Message from Shangri-La
Springtime in Shangri-La…azaleas are blooming. The double lipped fish of Bitta Hai, survivors of the retreat of the last ice age, are once again drunk with the intoxicating nectar of the rhododendron flowers which fall and float on the cold lake water. Yaks are gathering in the meadows of Napahai waiting to begin the migration to mountain pastures to graze on new grass and wild flowers. Gyalthang’s Khampa horsemen prepare for the annual festival at the race track. The fastest horses carry the bravest riders and prizes are given to the most skilled and daring among them. Horses walk along Beimen Street through the center of Gyalthang dressed in brightly decorated harnesses and rainbow colored saddle blankets with tall Khampa horsemen leading the way. These are the annual rites of spring in the mountains of provincial Shangri-La.
But that is ahead of the story. At Yunnan Mountain Heritage Foundation, we have been working through the winter on new initiatives. Dorje Glassman, Oberlin graduate, joined me from Nyack, New York in Beijing in November and has been helping me develop our 2007 projects. He has been researching background material for project proposals. With his good command of Chinese language, he translated materials that I collected over the past year from meetings, documents and magazines. We were joined for a few weeks by Douglas Lees, graduate in environmental studies from Plymouth University, UK who did some research into yak fibers for our handicraft design project. And in April, Tracie Blummer and Matt Walker graduates from Temple University in Pennsylvania joined us. Matt and Tracie’s interest in hands-on projects, have led them to work in near by villages with artisans designing handicrafts and to making earthenware fireplaces for nomadic families near Shangri-La.
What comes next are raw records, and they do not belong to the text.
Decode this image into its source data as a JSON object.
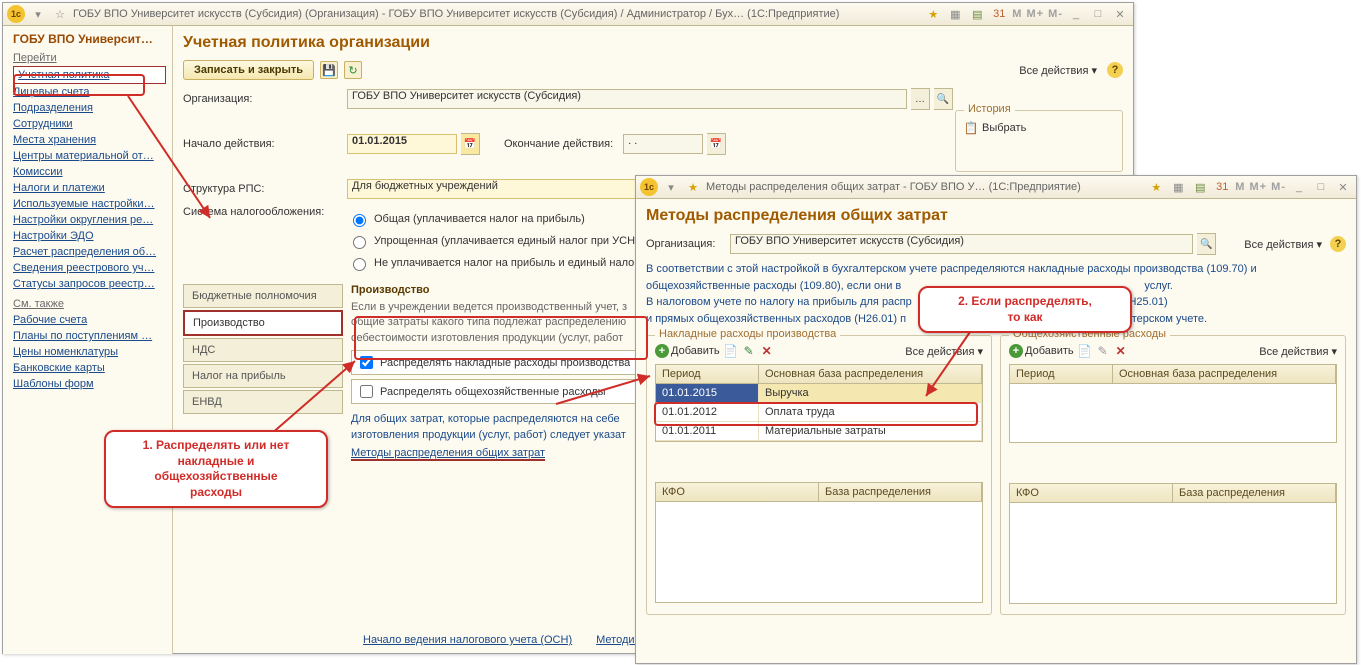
{
  "win1": {
    "title": "ГОБУ ВПО Университет искусств (Субсидия) (Организация) - ГОБУ ВПО Университет искусств (Субсидия) / Администратор / Бух…  (1С:Предприятие)",
    "mbuttons": "M  M+  M-",
    "sidebar": {
      "title": "ГОБУ ВПО Университ…",
      "section1": "Перейти",
      "active": "Учетная политика",
      "items": [
        "Лицевые счета",
        "Подразделения",
        "Сотрудники",
        "Места хранения",
        "Центры материальной от…",
        "Комиссии",
        "Налоги и платежи",
        "Используемые настройки…",
        "Настройки округления ре…",
        "Настройки ЭДО",
        "Расчет распределения об…",
        "Сведения реестрового уч…",
        "Статусы запросов реестр…"
      ],
      "section2": "См. также",
      "items2": [
        "Рабочие счета",
        "Планы по поступлениям …",
        "Цены номенклатуры",
        "Банковские карты",
        "Шаблоны форм"
      ]
    },
    "page": {
      "title": "Учетная политика организации",
      "save": "Записать и закрыть",
      "all_actions": "Все действия ▾",
      "org_label": "Организация:",
      "org_value": "ГОБУ ВПО Университет искусств (Субсидия)",
      "start_label": "Начало действия:",
      "start_value": "01.01.2015",
      "end_label": "Окончание действия:",
      "end_value": ". .",
      "rps_label": "Структура РПС:",
      "rps_value": "Для бюджетных учреждений",
      "tax_label": "Система налогообложения:",
      "tax_r1": "Общая (уплачивается налог на прибыль)",
      "tax_r2": "Упрощенная (уплачивается единый налог при УСН)",
      "tax_r3": "Не уплачивается налог на прибыль и единый налог при",
      "history_title": "История",
      "history_btn": "Выбрать",
      "tabs": [
        "Бюджетные полномочия",
        "Производство",
        "НДС",
        "Налог на прибыль",
        "ЕНВД"
      ],
      "body_title": "Производство",
      "body_desc": "Если в учреждении ведется производственный учет, з\nобщие затраты какого типа подлежат распределению\nсебестоимости изготовления продукции (услуг, работ",
      "cb1": "Распределять накладные расходы производства",
      "cb2": "Распределять общехозяйственные расходы",
      "note": "Для общих затрат, которые распределяются на себе\nизготовления продукции (услуг, работ) следует указат",
      "methods_link": "Методы распределения общих затрат",
      "foot1": "Начало ведения налогового учета (ОСН)",
      "foot2": "Методика ведения налогового учета "
    }
  },
  "win2": {
    "title": "Методы распределения общих затрат - ГОБУ ВПО У…  (1С:Предприятие)",
    "mbuttons": "M  M+  M-",
    "page_title": "Методы распределения общих затрат",
    "all_actions": "Все действия ▾",
    "org_label": "Организация:",
    "org_value": "ГОБУ ВПО Университет искусств (Субсидия)",
    "info1": "В соответствии с этой настройкой в бухгалтерском учете распределяются накладные расходы производства (109.70) и общехозяйственные расходы (109.80), если они в",
    "info1b": "услуг.",
    "info2a": "В налоговом учете по налогу на прибыль для распр",
    "info2b": "(Н25.01)",
    "info2c": "и прямых общехозяйственных расходов (Н26.01) п",
    "info2d": "алтерском учете.",
    "panel1_title": "Накладные расходы производства",
    "panel2_title": "Общехозяйственные расходы",
    "add": "Добавить",
    "panel_actions": "Все действия ▾",
    "col_period": "Период",
    "col_base": "Основная база распределения",
    "rows": [
      {
        "p": "01.01.2015",
        "b": "Выручка"
      },
      {
        "p": "01.01.2012",
        "b": "Оплата труда"
      },
      {
        "p": "01.01.2011",
        "b": "Материальные затраты"
      }
    ],
    "col_kfo": "КФО",
    "col_base2": "База распределения"
  },
  "callouts": {
    "c1": "1. Распределять или нет\nнакладные и\nобщехозяйственные\nрасходы",
    "c2": "2. Если распределять,\nто как"
  }
}
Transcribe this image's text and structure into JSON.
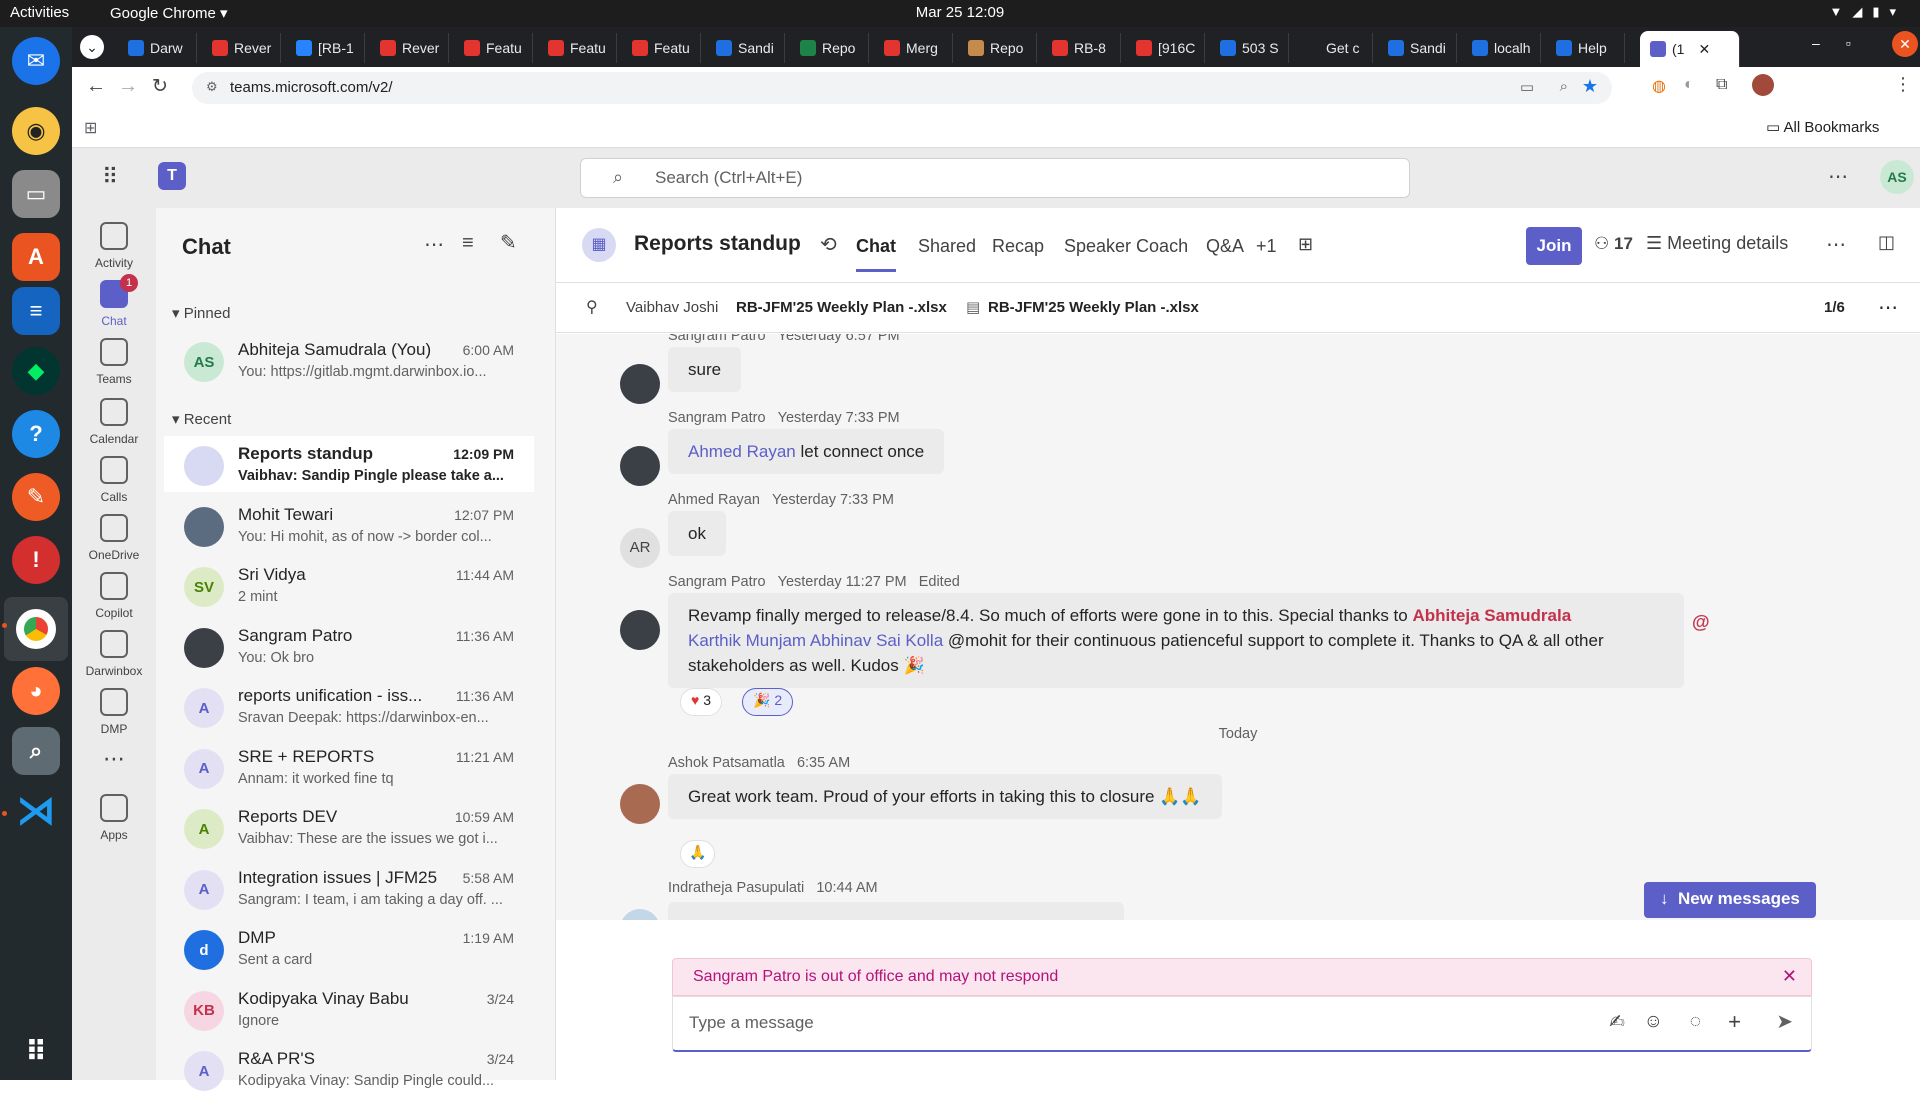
{
  "system": {
    "activities": "Activities",
    "app": "Google Chrome",
    "clock": "Mar 25  12:09"
  },
  "browser": {
    "tabs": [
      {
        "label": "Darw",
        "color": "#1f6fe0"
      },
      {
        "label": "Rever",
        "color": "#e3342f"
      },
      {
        "label": "[RB-1",
        "color": "#2684ff"
      },
      {
        "label": "Rever",
        "color": "#e3342f"
      },
      {
        "label": "Featu",
        "color": "#e3342f"
      },
      {
        "label": "Featu",
        "color": "#e3342f"
      },
      {
        "label": "Featu",
        "color": "#e3342f"
      },
      {
        "label": "Sandi",
        "color": "#1f6fe0"
      },
      {
        "label": "Repo",
        "color": "#1d8348"
      },
      {
        "label": "Merg",
        "color": "#e3342f"
      },
      {
        "label": "Repo",
        "color": "#c58b4d"
      },
      {
        "label": "RB-8",
        "color": "#e3342f"
      },
      {
        "label": "[916C",
        "color": "#e3342f"
      },
      {
        "label": "503 S",
        "color": "#1f6fe0"
      },
      {
        "label": "Get c",
        "color": "#202124"
      },
      {
        "label": "Sandi",
        "color": "#1f6fe0"
      },
      {
        "label": "localh",
        "color": "#1f6fe0"
      },
      {
        "label": "Help",
        "color": "#1f6fe0"
      }
    ],
    "active_tab": "(1",
    "url": "teams.microsoft.com/v2/",
    "bookmarks": "All Bookmarks"
  },
  "teams": {
    "search_placeholder": "Search (Ctrl+Alt+E)",
    "user_initials": "AS",
    "rail": [
      {
        "label": "Activity",
        "badge": ""
      },
      {
        "label": "Chat",
        "badge": "1"
      },
      {
        "label": "Teams",
        "badge": ""
      },
      {
        "label": "Calendar",
        "badge": ""
      },
      {
        "label": "Calls",
        "badge": ""
      },
      {
        "label": "OneDrive",
        "badge": ""
      },
      {
        "label": "Copilot",
        "badge": ""
      },
      {
        "label": "Darwinbox",
        "badge": ""
      },
      {
        "label": "DMP",
        "badge": ""
      },
      {
        "label": "Apps",
        "badge": ""
      }
    ],
    "chat_title": "Chat",
    "pinned_label": "Pinned",
    "recent_label": "Recent",
    "pinned": [
      {
        "name": "Abhiteja Samudrala (You)",
        "time": "6:00 AM",
        "preview": "You: https://gitlab.mgmt.darwinbox.io...",
        "initials": "AS",
        "color": "#c9e9d5",
        "fg": "#237b4b"
      }
    ],
    "recent": [
      {
        "name": "Reports standup",
        "time": "12:09 PM",
        "preview": "Vaibhav: Sandip Pingle please take a...",
        "initials": "",
        "color": "#d8d9f3",
        "fg": "#5b5fc7"
      },
      {
        "name": "Mohit Tewari",
        "time": "12:07 PM",
        "preview": "You: Hi mohit, as of now  -> border col...",
        "initials": "",
        "color": "#5b6b80",
        "fg": "#fff"
      },
      {
        "name": "Sri Vidya",
        "time": "11:44 AM",
        "preview": "2 mint",
        "initials": "SV",
        "color": "#dcebc6",
        "fg": "#498205"
      },
      {
        "name": "Sangram Patro",
        "time": "11:36 AM",
        "preview": "You: Ok bro",
        "initials": "",
        "color": "#3b3f46",
        "fg": "#fff"
      },
      {
        "name": "reports unification - iss...",
        "time": "11:36 AM",
        "preview": "Sravan Deepak: https://darwinbox-en...",
        "initials": "A",
        "color": "#e4e0f3",
        "fg": "#5b5fc7"
      },
      {
        "name": "SRE + REPORTS",
        "time": "11:21 AM",
        "preview": "Annam: it worked fine tq",
        "initials": "A",
        "color": "#e4e0f3",
        "fg": "#5b5fc7"
      },
      {
        "name": "Reports DEV",
        "time": "10:59 AM",
        "preview": "Vaibhav: These are the issues we got i...",
        "initials": "A",
        "color": "#dcebc6",
        "fg": "#498205"
      },
      {
        "name": "Integration issues | JFM25",
        "time": "5:58 AM",
        "preview": "Sangram: I team, i am taking a day off. ...",
        "initials": "A",
        "color": "#e4e0f3",
        "fg": "#5b5fc7"
      },
      {
        "name": "DMP",
        "time": "1:19 AM",
        "preview": "Sent a card",
        "initials": "d",
        "color": "#1f6fe0",
        "fg": "#fff"
      },
      {
        "name": "Kodipyaka Vinay Babu",
        "time": "3/24",
        "preview": "Ignore",
        "initials": "KB",
        "color": "#f6d6e2",
        "fg": "#c4314b"
      },
      {
        "name": "R&A PR'S",
        "time": "3/24",
        "preview": "Kodipyaka Vinay: Sandip Pingle could...",
        "initials": "A",
        "color": "#e4e0f3",
        "fg": "#5b5fc7"
      }
    ],
    "meeting": {
      "title": "Reports standup",
      "tabs": [
        "Chat",
        "Shared",
        "Recap",
        "Speaker Coach",
        "Q&A",
        "+1"
      ],
      "join": "Join",
      "participants": "17",
      "details": "Meeting details",
      "pin_author": "Vaibhav Joshi",
      "pin_text": "RB-JFM'25 Weekly Plan -.xlsx",
      "pin_text2": "RB-JFM'25 Weekly Plan -.xlsx",
      "pin_count": "1/6"
    },
    "messages": [
      {
        "sender": "Sangram Patro",
        "time": "Yesterday 6:57 PM",
        "text": "sure"
      },
      {
        "sender": "Sangram Patro",
        "time": "Yesterday 7:33 PM",
        "mention": "Ahmed Rayan",
        "text": " let connect once"
      },
      {
        "sender": "Ahmed Rayan",
        "time": "Yesterday 7:33 PM",
        "text": "ok",
        "initials": "AR"
      },
      {
        "sender": "Sangram Patro",
        "time": "Yesterday 11:27 PM",
        "edited": "Edited",
        "text_a": "Revamp finally merged to release/8.4. So much of efforts were gone in to this. Special thanks to ",
        "mention_me": "Abhiteja Samudrala",
        "mention2": "Karthik Munjam",
        "mention3": "Abhinav Sai Kolla",
        "text_b": " @mohit for their continuous patienceful support to complete it. Thanks to QA & all other stakeholders as well. Kudos 🎉",
        "reaction1": "3",
        "reaction2": "2"
      },
      {
        "sender": "Ashok Patsamatla",
        "time": "6:35 AM",
        "text": "Great work team. Proud of your efforts in taking this to closure 🙏🙏"
      },
      {
        "sender": "Indratheja Pasupulati",
        "time": "10:44 AM"
      }
    ],
    "today_label": "Today",
    "new_messages": "New messages",
    "ooo_notice": "Sangram Patro is out of office and may not respond",
    "compose_placeholder": "Type a message"
  }
}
These energetic and imaginative volunteers have really helped immensely in planning and implementing our initiatives. In May, “Friends of Shangri-La 2007” took place introducing Shangri-la to some of our friends. About 20 friends came together to learn more about YMHF’s projects. During this week, we launched of our new initiative “The Shangri-La Institute”, a research body that will focus on how to bring economic opportunity to rural communities keeping in mind the importance of balancing the preservation of local culture, delicate balance in the eco-system. Let me take a moment to thank Alex Probilivic who put together our lovely memory book now on display at the center and her team, Matt, Beverly, and Lauren, who volunteered at “Friends 2007”. Our “Buy Local” initiative, a handicrafts campaign to support local artisans, designed and implemented by Dorje Glassman, was launched during the Friends 2007. This initiative highlights the work of local artisans and encourages them to develop their products for the tourist market.
We continue to develop ideas and implement the projects many of you have supported. Summer is on the way, and we are preparing for our volunteers who will come stay in our YMHF residence. They will work in our handicraft shop, participate on our village outreach projects and teach in nearby villages.
It has been a busy and fulfilling season. In closing, I wish you all the best,
Wishing you all the best,